#### Problem to solve
After counting the lines below that hold the word "screenshot", reply with the count and nothing else.

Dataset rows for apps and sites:

☆ ☆ ☆ ☆ ☆ ☆ ☆

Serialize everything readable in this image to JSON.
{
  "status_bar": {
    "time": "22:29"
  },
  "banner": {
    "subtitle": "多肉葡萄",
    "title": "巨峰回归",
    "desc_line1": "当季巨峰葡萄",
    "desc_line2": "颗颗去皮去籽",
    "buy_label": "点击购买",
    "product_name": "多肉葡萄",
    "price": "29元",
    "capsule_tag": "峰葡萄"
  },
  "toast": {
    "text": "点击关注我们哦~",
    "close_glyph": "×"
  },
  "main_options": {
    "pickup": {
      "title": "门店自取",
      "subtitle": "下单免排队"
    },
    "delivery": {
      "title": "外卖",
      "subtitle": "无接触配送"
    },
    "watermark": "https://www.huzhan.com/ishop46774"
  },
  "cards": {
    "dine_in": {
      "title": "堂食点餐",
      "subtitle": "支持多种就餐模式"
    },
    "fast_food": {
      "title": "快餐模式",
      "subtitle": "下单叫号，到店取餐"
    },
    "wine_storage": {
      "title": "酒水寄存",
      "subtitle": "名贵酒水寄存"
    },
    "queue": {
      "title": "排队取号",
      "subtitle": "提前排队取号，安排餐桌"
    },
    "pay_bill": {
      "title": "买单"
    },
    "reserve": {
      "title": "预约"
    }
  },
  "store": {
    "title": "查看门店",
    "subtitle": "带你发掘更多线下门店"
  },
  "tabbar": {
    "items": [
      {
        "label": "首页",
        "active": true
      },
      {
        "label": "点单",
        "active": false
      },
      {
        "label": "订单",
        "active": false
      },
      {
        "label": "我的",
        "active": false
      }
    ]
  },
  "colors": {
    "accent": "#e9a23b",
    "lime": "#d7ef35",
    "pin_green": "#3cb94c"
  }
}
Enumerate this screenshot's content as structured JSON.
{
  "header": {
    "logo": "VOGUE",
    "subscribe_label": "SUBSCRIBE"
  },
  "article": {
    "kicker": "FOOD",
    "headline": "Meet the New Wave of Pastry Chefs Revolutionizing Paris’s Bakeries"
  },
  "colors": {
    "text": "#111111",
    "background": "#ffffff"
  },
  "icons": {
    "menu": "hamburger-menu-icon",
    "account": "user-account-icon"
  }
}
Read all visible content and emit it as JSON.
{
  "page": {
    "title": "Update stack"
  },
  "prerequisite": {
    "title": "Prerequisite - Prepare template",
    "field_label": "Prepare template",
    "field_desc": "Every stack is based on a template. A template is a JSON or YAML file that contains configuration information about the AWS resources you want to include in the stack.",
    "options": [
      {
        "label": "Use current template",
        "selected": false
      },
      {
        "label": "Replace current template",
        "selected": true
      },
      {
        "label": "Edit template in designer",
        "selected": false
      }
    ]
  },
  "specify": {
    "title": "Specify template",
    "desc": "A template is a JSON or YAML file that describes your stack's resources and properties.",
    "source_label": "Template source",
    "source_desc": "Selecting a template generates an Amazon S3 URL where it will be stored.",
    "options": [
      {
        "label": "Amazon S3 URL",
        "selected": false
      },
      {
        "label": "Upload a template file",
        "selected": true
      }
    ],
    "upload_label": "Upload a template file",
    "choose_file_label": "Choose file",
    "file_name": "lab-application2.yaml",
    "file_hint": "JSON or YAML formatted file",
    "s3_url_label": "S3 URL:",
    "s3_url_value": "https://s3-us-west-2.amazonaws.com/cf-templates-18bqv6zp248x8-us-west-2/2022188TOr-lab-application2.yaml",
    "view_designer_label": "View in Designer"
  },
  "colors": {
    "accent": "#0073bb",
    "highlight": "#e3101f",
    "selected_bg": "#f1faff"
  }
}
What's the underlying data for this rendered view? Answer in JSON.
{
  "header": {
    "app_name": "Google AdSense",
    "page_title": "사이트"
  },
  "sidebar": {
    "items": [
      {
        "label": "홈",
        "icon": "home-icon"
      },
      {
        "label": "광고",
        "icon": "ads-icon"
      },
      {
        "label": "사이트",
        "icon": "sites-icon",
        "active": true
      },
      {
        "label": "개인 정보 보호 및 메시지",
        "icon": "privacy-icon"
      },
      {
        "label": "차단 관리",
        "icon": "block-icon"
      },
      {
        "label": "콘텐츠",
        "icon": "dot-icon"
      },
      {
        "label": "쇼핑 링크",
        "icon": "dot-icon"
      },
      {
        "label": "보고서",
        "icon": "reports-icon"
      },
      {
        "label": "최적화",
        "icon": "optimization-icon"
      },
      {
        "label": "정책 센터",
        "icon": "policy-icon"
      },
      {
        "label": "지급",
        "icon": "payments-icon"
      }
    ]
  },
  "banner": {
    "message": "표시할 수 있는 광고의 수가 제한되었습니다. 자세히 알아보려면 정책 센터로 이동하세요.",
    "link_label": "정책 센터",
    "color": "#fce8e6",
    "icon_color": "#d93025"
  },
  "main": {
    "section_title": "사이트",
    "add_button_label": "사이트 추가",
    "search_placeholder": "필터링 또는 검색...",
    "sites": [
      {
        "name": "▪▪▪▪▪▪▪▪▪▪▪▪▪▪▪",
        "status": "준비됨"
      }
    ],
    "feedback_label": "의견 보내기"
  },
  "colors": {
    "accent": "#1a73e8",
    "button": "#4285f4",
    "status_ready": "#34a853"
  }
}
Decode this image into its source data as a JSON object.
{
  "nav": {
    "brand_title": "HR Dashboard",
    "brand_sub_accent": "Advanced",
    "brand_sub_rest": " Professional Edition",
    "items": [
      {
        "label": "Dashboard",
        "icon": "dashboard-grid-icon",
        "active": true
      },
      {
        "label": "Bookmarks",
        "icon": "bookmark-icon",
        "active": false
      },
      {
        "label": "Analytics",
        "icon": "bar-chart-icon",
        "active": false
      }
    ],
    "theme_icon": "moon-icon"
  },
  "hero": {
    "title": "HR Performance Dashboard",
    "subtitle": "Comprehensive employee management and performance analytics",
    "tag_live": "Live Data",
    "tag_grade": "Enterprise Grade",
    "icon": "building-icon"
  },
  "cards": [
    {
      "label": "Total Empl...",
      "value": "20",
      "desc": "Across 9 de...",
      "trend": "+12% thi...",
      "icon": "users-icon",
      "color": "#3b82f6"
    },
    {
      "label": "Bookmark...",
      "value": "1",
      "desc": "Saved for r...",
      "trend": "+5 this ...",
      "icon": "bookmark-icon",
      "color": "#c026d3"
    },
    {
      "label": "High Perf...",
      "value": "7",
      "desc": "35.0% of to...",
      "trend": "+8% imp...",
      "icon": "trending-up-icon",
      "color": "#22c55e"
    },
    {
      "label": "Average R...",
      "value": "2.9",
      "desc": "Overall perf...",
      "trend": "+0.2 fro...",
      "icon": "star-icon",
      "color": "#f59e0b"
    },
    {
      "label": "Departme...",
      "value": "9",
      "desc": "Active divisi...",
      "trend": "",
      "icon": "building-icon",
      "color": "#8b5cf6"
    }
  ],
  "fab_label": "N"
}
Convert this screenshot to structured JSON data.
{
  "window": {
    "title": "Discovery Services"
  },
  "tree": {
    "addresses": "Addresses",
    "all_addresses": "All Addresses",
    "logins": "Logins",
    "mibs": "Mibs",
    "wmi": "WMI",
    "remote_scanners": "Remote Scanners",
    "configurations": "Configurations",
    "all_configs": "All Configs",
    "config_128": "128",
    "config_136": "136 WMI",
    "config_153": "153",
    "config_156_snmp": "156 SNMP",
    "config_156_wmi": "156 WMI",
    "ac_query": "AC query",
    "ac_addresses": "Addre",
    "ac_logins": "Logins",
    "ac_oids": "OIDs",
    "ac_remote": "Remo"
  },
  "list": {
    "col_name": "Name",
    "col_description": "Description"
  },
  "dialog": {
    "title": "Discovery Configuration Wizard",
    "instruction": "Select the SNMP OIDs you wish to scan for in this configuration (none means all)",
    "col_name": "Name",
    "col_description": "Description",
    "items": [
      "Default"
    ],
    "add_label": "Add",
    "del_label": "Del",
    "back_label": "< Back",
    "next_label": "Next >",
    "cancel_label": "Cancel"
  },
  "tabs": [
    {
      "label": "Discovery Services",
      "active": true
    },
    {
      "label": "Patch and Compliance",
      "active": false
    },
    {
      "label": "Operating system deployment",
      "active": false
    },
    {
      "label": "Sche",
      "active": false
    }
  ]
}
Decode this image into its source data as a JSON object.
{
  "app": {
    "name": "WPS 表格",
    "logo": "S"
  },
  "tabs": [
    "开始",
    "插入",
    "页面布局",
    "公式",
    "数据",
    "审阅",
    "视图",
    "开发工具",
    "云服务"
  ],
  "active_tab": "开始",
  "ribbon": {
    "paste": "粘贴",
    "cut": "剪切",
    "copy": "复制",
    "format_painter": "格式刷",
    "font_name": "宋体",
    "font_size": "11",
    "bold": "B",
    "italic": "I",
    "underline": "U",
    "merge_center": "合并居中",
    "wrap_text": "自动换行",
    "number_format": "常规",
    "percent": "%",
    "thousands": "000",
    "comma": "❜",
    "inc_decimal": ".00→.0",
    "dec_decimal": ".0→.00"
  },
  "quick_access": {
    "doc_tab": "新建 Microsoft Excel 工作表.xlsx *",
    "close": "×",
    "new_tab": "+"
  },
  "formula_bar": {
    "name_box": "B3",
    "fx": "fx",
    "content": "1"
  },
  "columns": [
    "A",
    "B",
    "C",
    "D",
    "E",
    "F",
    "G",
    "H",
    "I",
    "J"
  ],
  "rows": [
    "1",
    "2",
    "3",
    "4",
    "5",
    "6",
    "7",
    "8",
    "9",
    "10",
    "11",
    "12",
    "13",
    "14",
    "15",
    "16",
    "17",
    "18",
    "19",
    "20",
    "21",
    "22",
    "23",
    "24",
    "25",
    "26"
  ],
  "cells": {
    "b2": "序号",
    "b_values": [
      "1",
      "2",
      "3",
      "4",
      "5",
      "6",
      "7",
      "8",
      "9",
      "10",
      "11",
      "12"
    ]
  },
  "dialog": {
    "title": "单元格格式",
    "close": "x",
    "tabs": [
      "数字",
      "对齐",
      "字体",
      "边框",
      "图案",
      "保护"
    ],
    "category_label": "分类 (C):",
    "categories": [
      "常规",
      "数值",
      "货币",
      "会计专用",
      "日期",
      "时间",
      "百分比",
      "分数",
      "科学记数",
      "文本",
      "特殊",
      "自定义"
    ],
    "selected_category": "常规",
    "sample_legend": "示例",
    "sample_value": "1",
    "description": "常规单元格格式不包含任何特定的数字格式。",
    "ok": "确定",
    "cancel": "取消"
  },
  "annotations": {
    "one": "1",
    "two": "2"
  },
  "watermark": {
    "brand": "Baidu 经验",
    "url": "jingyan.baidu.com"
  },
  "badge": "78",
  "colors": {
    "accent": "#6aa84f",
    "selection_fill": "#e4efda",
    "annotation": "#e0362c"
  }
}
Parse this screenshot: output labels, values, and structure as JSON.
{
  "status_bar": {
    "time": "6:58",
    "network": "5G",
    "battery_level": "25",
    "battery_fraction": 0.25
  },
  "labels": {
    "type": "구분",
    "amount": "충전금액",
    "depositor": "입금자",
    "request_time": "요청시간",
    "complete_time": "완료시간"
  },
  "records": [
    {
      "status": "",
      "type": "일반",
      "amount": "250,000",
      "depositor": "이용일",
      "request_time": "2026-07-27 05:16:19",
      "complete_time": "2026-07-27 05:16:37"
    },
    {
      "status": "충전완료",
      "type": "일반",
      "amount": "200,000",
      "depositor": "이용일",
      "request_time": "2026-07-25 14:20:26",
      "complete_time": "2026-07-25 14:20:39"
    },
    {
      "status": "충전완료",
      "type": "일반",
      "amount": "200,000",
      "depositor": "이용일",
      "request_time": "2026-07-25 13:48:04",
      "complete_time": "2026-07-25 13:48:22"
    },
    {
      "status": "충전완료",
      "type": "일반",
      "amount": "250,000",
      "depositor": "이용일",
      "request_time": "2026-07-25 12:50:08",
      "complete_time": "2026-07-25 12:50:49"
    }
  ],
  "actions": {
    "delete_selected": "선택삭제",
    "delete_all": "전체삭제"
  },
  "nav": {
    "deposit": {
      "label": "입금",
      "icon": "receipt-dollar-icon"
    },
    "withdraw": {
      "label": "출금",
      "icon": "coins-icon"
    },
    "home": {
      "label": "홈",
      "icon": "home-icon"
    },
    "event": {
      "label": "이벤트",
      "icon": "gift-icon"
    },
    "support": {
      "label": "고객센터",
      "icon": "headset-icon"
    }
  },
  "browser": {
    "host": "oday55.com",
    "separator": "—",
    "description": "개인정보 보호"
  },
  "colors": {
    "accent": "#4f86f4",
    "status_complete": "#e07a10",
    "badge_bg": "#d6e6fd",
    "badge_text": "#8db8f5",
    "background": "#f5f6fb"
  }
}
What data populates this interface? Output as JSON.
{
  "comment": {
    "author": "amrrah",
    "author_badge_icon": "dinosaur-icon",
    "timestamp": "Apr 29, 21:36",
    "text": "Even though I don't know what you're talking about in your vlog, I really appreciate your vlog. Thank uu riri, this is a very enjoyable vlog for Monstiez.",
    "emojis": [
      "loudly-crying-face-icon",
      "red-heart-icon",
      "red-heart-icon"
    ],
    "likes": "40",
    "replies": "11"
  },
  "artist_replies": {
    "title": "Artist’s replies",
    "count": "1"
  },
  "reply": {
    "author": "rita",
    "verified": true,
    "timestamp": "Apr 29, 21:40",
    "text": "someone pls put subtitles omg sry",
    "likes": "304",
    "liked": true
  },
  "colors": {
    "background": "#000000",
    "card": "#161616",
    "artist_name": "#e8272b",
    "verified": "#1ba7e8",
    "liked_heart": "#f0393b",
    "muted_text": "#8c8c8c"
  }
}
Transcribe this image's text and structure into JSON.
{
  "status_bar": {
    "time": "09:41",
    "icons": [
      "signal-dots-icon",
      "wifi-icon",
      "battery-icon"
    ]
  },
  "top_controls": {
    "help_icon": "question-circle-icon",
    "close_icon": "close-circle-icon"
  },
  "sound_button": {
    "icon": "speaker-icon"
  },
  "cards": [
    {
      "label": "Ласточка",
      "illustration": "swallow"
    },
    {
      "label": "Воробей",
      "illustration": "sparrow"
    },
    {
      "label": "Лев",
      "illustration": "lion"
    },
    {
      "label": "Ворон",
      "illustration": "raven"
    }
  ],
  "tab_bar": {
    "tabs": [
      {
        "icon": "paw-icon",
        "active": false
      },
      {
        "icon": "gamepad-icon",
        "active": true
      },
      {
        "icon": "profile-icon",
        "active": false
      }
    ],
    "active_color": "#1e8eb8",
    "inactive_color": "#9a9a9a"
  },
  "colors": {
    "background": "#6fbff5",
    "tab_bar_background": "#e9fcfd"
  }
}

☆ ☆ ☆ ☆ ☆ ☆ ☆

#### Task output
3